He came up on the transformer room. The Germans held their fire. Then the Germans came out of their stupor and opened fire, and Pronischev halted, turned his face to us, and collapsed. ’ ‘They’ll come through for us,’ Bolshapov had replied. ’ and I pointed to a trench that stood by the wall. ’: What about this, can you do it? ‘That trench is full of Fritz corpses,’ protested Bolshapov, ‘and that route will leave you exposed to enemy fire. ’ Starshiy Leytenant Bolshapov and Politruk Danilov held a brief, hushed conversation.
We cleaned ourselves up and carried the wounded out of the cellar, then helped to prepare a field hospital for Nurse Klava Svintsova. Then we sent the wounded back to the docks at the Volga. Thus ended my first battle, or more precisely, my first day of battle, in Stalingrad. Some parts of the factory changed hands several times daily; the Germans would hold them in the morning, we would win them in the afternoon, then at night the Germans would grab them again. From this spot, they could watch our ferry crossings and aim their artillery fire at us at will.

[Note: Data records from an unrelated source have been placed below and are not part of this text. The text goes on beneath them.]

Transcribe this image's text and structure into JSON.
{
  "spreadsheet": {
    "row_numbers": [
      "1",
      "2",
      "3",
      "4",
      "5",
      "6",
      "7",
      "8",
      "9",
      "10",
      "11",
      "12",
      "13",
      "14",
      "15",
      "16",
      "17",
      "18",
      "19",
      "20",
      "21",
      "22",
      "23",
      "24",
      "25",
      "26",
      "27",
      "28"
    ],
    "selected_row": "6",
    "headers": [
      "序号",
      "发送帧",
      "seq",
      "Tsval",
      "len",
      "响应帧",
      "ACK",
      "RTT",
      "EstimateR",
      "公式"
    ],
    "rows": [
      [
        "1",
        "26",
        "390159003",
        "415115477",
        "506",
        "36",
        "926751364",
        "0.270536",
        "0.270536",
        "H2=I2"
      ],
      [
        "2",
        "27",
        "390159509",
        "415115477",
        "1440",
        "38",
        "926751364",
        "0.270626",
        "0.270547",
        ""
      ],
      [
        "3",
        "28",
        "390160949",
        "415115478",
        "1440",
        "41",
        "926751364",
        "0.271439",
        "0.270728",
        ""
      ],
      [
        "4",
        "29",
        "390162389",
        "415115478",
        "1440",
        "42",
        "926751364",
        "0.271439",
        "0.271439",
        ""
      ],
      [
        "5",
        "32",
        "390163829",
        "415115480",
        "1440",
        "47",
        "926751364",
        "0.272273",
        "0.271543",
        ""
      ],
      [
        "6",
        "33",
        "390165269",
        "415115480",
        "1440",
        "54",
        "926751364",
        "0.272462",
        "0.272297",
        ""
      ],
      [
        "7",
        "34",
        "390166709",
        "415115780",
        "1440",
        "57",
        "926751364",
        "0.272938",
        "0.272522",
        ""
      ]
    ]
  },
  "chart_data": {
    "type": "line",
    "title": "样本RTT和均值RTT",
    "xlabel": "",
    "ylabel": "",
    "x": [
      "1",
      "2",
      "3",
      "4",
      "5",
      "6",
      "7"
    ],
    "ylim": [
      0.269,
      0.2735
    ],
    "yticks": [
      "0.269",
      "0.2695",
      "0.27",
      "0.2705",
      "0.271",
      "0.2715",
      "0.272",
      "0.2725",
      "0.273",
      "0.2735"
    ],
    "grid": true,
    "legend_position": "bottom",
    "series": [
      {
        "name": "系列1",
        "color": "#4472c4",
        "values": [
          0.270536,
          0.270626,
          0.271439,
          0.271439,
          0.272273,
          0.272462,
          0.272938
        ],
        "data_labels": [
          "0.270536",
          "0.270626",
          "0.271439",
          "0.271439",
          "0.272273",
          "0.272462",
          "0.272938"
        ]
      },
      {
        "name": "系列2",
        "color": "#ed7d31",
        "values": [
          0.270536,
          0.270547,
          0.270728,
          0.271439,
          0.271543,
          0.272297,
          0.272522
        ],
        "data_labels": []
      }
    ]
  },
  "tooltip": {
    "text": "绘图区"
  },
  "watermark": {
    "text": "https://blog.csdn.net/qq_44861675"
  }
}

It was difficult to drag it across the floor. By the time I reached Misha, my trousers were drenched in blood. ’ he asked. My leg was not hurting, so I shook my head, no. Since their group had been cut off from our battalion, they had turned the boiler room into a fortress, from which they had been able to repel one German attack after another. They had run wires from the triggers back to Plaksin, who at this stage was the only soldier left with injuries minor enough to be able to fire anything.